Travel costs when touring Oman may vary according to the visitor’s budget.
Tourists on a tight budget can expect to spend around 50 Omani rials for a shared room in an economical guesthouse, street food, and public transportation.
A double room in a mid-range hotel is usually around OR70, while higher-end accommodation such as a suite in a five-star hotel or resort can cost about OR130.
A restaurant meal ranges between OR15 for local food, and OR30 for an international buffet lunch or dinner.
A taxi ride in a metered taxi is usually around OR10, while car-rental fees range between OR20 for a saloon car, and OR60 for a 4-wheel-drive vehicle.
Tipping is not customary in Oman, although an OR1 tip for baggage handling and room service is appreciated. A 10% tip is expected in hotel restaurants when service fees are not included in the bill.
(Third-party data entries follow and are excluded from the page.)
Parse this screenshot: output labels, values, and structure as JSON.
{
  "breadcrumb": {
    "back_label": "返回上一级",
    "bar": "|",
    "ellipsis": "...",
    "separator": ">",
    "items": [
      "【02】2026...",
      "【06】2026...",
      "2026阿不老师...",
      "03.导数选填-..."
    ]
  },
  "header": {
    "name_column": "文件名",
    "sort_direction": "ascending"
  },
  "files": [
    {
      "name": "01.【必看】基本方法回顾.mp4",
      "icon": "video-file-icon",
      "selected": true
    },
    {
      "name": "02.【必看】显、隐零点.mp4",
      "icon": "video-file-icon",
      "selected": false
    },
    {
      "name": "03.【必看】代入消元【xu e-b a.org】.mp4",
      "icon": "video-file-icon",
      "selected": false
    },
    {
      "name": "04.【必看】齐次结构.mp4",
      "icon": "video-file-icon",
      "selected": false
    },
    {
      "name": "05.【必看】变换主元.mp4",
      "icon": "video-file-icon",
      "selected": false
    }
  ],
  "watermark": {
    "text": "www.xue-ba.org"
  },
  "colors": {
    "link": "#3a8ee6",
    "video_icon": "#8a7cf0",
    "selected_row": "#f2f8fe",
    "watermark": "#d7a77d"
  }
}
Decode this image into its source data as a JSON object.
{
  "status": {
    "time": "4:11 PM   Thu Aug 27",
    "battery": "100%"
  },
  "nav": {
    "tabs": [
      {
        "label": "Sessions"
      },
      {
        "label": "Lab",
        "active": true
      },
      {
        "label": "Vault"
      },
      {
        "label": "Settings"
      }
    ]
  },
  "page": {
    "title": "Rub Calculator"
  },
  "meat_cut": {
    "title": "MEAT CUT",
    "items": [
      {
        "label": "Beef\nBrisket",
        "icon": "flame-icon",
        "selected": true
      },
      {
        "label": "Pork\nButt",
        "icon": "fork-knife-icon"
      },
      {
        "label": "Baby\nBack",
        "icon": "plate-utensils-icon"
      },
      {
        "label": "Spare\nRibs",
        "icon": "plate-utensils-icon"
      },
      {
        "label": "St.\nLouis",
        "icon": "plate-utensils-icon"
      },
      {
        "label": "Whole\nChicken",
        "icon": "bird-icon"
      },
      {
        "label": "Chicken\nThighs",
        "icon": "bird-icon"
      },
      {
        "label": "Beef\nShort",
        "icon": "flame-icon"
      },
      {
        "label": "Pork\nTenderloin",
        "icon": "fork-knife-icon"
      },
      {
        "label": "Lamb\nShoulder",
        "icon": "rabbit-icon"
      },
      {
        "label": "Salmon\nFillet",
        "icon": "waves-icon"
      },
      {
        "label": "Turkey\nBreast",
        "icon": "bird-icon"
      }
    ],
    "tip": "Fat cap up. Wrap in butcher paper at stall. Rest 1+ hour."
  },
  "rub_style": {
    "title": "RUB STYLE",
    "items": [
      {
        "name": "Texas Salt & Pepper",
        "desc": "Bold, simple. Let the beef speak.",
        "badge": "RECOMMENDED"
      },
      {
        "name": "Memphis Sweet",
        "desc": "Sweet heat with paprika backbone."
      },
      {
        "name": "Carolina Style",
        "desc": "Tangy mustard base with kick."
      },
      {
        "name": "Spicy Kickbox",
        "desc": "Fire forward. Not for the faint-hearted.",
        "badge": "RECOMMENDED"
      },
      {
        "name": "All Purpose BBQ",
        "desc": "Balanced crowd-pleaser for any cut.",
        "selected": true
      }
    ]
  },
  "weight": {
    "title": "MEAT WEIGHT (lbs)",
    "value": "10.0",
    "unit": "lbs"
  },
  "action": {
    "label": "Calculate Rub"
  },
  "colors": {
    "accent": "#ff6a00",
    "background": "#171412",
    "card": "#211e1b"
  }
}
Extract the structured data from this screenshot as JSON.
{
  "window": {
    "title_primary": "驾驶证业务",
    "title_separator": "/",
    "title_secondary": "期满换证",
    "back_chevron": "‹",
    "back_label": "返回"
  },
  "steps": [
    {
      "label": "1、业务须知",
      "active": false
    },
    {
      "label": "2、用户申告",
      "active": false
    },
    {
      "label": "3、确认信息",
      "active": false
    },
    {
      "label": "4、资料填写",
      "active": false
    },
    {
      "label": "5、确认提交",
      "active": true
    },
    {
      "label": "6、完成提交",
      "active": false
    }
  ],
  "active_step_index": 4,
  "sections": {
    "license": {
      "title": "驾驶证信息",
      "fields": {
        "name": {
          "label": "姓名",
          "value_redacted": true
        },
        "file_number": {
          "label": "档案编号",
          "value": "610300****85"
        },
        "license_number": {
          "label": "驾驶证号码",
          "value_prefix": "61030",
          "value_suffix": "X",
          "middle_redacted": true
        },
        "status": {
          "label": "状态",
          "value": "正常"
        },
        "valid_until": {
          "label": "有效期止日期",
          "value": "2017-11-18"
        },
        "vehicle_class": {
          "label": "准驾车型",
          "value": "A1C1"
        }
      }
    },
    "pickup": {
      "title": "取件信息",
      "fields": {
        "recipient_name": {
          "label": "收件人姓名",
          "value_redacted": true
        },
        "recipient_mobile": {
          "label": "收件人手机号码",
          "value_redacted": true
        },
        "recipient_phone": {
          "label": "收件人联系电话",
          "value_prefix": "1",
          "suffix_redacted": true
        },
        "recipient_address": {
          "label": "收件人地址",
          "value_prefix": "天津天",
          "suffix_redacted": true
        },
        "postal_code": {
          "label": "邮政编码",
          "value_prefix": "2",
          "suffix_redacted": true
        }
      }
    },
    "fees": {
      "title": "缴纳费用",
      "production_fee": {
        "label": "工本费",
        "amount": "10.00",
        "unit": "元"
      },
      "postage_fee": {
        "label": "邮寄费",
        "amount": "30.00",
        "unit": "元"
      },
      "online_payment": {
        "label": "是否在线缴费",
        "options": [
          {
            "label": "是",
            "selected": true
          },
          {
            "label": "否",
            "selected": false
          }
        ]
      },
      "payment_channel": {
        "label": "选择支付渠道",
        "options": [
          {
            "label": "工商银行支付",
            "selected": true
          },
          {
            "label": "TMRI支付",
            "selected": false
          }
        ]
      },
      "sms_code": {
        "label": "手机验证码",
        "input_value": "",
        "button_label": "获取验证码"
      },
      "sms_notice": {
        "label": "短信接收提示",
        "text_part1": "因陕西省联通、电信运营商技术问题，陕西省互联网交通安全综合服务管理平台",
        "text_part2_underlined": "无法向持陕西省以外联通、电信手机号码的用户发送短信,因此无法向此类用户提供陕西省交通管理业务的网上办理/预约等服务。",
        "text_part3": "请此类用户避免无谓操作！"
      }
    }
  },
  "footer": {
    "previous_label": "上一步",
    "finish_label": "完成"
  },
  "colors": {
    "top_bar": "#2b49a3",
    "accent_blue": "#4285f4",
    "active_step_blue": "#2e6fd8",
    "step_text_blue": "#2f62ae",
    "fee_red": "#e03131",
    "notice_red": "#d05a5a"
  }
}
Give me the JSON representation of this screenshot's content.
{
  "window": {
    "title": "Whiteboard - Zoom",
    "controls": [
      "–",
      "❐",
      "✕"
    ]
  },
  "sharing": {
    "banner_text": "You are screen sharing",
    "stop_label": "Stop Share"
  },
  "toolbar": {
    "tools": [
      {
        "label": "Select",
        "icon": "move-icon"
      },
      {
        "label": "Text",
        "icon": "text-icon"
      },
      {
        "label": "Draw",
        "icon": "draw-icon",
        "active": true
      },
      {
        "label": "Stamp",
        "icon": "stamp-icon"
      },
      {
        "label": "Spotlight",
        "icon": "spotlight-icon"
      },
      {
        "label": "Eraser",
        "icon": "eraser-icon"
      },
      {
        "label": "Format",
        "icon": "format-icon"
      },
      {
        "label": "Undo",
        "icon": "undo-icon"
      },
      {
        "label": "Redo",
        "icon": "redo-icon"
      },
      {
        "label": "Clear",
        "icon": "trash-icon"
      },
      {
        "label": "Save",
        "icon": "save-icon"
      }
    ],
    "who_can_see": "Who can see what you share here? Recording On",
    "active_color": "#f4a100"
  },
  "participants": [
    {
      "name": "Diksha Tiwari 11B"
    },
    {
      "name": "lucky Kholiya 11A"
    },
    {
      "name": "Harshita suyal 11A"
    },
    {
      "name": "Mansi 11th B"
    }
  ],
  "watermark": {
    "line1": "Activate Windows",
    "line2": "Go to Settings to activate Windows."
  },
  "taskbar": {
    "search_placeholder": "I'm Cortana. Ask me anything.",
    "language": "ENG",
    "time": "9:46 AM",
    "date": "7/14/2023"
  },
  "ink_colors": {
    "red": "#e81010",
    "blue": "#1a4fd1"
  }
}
Bargaining and haggling for taxi fairs and souvenirs is quite common and may result in small discounts.
Omani Currency Regulations
It is important to get familiar with Omani currency import regulations when arriving to the country.
Currency import and export regulations in Oman are as follows:
- Local currency (Rial Omani-OMR), foreign currencies, precious metals/stones or Bearer Negotiable Instruments (BNI) with a value of up to OMR 6,000 are not subject to restrictions
- Goods with a value equivalent or exceeding OMR 6,000 must be declared
- The Israeli currency is prohibited in Oman
Airport Taxes of OMR 5 have to be covered upon departure from Oman when not included in ticket issuance payment. Children under 2 years of age are exempt from paying airport taxes in Oman.
Additional Advice When Preparing to Visit Oman
Before heading to this beautiful Arab nation, international tourists should go over the travel and entry requirements for Oman.
It is necessary to carry a valid passport upon arrival as well as an Omani tourist visa —this includes minors. Citizens from 71 countries are eligible to apply for an Oman eVisa online —find out if you qualify.
Foreign nationals planning a trip to Oman must also get familiar with the Omani dress code for international visitors. Do women have to wear a hijab in Oman? Find out in our quick guide.
Travelers visiting for the first time may also want to read our advice on safety and security in Oman.